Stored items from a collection
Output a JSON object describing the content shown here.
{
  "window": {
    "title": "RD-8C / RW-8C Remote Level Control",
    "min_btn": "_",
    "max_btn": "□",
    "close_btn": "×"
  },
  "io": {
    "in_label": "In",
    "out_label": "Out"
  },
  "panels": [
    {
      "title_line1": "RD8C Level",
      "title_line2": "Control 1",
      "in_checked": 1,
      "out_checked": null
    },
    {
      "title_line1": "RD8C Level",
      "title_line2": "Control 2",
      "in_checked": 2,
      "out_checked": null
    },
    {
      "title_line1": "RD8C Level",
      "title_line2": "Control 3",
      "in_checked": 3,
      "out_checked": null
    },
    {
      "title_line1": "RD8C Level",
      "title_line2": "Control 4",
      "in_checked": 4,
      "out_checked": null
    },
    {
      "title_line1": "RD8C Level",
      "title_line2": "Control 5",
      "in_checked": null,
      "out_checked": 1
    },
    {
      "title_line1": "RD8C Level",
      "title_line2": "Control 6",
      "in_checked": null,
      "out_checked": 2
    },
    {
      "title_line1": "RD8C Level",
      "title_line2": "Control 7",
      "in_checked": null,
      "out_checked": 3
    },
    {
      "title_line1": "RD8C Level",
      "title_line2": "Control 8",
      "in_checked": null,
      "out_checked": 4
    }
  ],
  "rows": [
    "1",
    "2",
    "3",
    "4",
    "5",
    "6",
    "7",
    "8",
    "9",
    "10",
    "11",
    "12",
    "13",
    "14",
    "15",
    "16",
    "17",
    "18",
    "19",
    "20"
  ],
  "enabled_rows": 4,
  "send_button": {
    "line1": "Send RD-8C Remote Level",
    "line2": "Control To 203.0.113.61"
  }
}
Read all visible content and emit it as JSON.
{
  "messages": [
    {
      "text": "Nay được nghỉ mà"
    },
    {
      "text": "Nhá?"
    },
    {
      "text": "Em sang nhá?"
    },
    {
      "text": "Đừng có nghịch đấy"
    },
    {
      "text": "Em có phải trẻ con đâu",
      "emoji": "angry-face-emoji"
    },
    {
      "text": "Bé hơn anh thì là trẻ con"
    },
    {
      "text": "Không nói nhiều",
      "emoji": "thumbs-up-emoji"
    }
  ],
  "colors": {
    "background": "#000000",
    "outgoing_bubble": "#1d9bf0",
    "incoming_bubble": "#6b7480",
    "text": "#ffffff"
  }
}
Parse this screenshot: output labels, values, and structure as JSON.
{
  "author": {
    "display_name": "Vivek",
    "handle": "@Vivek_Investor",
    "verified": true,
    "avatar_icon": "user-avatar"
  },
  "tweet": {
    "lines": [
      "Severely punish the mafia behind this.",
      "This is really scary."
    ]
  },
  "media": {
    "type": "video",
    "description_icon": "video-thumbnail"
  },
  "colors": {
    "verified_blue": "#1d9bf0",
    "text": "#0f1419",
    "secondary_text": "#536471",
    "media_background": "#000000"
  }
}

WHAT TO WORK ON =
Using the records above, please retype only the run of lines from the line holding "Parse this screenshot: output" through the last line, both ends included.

EXERCISE RESULT =
Parse this screenshot: output labels, values, and structure as JSON.
{
  "author": {
    "display_name": "Vivek",
    "handle": "@Vivek_Investor",
    "verified": true,
    "avatar_icon": "user-avatar"
  },
  "tweet": {
    "lines": [
      "Severely punish the mafia behind this.",
      "This is really scary."
    ]
  },
  "media": {
    "type": "video",
    "description_icon": "video-thumbnail"
  },
  "colors": {
    "verified_blue": "#1d9bf0",
    "text": "#0f1419",
    "secondary_text": "#536471",
    "media_background": "#000000"
  }
}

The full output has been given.